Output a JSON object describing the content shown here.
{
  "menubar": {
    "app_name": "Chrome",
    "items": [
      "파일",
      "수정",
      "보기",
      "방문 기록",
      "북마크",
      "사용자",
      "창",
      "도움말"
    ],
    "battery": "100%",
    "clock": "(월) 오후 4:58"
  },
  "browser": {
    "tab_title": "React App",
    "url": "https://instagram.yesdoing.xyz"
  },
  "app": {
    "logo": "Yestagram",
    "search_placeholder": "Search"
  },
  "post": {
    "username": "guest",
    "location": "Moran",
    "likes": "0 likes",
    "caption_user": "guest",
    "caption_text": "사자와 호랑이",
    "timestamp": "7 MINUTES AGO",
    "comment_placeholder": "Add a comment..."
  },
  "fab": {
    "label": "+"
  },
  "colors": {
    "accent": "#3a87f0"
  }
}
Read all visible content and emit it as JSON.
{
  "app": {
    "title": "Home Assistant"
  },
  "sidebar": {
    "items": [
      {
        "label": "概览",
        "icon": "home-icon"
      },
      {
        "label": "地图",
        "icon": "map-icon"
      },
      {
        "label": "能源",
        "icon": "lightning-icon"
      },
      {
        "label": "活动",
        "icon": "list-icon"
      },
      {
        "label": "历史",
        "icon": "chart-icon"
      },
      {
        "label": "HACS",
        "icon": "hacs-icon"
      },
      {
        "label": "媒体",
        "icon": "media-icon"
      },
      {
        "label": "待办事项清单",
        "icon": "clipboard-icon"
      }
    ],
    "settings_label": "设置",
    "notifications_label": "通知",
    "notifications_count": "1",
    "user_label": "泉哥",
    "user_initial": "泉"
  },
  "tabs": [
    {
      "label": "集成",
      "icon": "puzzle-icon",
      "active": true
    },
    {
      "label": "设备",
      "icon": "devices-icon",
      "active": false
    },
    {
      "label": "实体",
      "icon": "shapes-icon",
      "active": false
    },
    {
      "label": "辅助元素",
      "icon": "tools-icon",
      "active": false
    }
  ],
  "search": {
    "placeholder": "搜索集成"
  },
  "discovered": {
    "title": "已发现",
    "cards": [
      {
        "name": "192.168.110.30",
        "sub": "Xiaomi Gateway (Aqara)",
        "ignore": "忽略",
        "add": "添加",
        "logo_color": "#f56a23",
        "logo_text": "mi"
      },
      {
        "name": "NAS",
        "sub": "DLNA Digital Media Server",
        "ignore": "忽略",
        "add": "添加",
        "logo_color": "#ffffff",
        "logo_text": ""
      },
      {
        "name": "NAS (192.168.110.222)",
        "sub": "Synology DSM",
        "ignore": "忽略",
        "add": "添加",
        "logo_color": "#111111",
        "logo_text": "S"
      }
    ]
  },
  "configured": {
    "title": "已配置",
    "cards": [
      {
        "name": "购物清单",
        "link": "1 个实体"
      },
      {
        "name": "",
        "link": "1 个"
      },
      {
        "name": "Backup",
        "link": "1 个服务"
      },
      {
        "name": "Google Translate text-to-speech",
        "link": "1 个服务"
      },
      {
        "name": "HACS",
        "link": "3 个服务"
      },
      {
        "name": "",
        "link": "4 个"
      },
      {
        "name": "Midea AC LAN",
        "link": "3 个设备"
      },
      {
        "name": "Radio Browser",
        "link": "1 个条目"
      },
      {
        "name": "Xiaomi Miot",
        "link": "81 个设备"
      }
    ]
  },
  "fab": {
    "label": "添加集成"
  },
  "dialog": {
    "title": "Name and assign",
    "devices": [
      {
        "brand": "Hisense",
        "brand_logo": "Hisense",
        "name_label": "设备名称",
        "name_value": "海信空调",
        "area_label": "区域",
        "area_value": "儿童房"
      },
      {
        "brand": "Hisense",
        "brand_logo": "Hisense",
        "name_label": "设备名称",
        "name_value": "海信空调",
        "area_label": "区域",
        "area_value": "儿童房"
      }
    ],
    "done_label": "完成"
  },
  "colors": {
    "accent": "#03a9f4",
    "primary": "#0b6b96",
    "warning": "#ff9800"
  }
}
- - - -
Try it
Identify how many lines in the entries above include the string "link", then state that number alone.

Exercise output
9